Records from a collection
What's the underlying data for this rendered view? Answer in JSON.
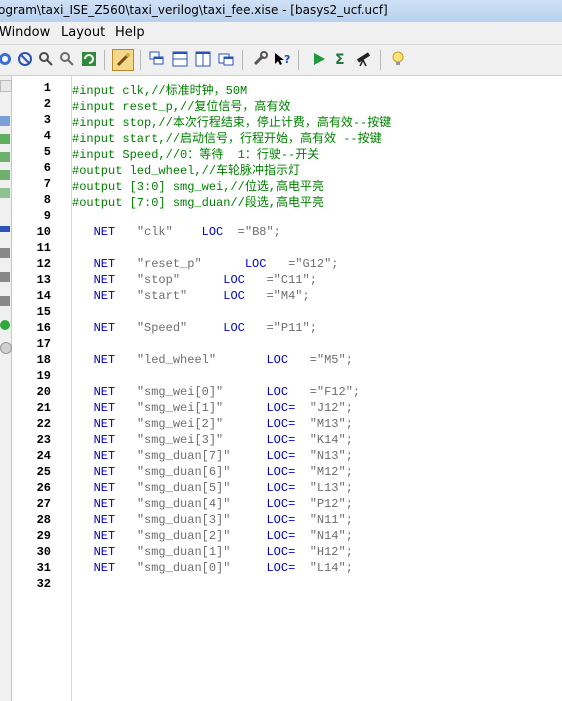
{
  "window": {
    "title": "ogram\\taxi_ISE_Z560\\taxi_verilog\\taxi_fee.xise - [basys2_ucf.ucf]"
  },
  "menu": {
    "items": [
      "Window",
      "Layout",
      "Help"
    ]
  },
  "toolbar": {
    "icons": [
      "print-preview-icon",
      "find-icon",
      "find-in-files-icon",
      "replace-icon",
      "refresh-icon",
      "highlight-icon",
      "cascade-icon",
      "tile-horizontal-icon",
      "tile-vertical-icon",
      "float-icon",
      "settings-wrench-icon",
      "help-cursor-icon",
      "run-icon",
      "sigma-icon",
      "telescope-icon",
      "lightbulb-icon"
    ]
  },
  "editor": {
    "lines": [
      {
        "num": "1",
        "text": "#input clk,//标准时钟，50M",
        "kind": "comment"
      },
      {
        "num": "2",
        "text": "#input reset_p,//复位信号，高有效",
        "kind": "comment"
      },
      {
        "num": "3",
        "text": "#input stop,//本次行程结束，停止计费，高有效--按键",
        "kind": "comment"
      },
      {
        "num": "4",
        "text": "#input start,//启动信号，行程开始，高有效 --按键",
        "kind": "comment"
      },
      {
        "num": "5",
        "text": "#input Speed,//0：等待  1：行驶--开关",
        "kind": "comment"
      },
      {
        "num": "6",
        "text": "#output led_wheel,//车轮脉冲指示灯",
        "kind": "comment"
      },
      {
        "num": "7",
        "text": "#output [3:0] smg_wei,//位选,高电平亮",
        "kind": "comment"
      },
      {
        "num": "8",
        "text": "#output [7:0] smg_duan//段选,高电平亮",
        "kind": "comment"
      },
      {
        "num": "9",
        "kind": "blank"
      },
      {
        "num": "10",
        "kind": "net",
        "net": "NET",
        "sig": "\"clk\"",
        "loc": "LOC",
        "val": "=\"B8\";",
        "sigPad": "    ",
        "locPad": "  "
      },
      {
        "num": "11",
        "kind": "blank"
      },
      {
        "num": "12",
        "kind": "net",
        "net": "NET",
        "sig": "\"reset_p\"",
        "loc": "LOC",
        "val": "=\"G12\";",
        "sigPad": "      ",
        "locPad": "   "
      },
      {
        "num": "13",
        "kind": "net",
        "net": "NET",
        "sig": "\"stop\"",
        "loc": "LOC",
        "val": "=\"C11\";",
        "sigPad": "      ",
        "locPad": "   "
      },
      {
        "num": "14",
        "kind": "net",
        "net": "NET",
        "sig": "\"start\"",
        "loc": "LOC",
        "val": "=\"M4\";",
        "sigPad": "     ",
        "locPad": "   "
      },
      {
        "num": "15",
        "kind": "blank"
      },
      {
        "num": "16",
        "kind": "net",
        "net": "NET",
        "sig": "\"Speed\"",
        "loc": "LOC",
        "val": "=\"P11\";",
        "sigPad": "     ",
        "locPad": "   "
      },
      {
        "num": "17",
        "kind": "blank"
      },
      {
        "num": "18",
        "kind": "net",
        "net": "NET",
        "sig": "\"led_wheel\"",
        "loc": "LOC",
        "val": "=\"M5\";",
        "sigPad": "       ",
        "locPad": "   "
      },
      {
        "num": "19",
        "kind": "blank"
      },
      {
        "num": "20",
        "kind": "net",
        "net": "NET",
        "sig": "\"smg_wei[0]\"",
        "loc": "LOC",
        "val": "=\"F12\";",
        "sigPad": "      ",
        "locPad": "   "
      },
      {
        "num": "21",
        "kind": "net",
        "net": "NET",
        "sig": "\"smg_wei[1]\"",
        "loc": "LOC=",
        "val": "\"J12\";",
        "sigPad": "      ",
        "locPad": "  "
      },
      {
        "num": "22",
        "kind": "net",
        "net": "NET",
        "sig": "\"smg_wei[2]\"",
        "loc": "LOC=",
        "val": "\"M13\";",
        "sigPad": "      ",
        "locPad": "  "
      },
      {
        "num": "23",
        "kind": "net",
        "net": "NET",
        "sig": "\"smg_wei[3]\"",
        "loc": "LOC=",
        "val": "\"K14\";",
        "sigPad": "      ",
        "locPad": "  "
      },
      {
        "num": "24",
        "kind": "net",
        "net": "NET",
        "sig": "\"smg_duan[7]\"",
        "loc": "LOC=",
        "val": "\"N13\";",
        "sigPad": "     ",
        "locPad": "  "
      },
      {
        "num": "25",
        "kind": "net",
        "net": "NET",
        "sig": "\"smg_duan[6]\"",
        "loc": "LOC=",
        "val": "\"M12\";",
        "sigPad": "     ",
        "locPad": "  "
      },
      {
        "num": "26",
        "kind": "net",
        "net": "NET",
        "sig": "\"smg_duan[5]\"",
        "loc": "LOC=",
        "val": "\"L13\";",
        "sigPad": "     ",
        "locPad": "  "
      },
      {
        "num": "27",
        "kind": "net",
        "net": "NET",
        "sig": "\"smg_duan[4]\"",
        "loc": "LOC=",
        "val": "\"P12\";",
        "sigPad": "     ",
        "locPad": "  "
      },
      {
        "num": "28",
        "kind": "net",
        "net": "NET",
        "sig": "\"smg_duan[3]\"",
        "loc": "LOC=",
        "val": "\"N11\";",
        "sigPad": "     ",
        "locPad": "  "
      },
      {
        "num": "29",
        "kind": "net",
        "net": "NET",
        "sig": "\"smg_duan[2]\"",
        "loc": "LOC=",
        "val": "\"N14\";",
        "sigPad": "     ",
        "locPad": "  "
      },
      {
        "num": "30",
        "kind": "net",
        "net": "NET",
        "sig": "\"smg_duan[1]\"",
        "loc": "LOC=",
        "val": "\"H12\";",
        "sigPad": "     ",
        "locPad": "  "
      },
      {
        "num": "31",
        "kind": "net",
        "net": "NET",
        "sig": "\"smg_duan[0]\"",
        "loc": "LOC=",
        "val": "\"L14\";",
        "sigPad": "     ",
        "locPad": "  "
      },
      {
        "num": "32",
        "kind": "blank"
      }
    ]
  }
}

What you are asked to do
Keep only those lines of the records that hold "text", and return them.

Result of this exercise
        "text": "#input clk,//标准时钟，50M",
        "text": "#input reset_p,//复位信号，高有效",
        "text": "#input stop,//本次行程结束，停止计费，高有效--按键",
        "text": "#input start,//启动信号，行程开始，高有效 --按键",
        "text": "#input Speed,//0：等待  1：行驶--开关",
        "text": "#output led_wheel,//车轮脉冲指示灯",
        "text": "#output [3:0] smg_wei,//位选,高电平亮",
        "text": "#output [7:0] smg_duan//段选,高电平亮",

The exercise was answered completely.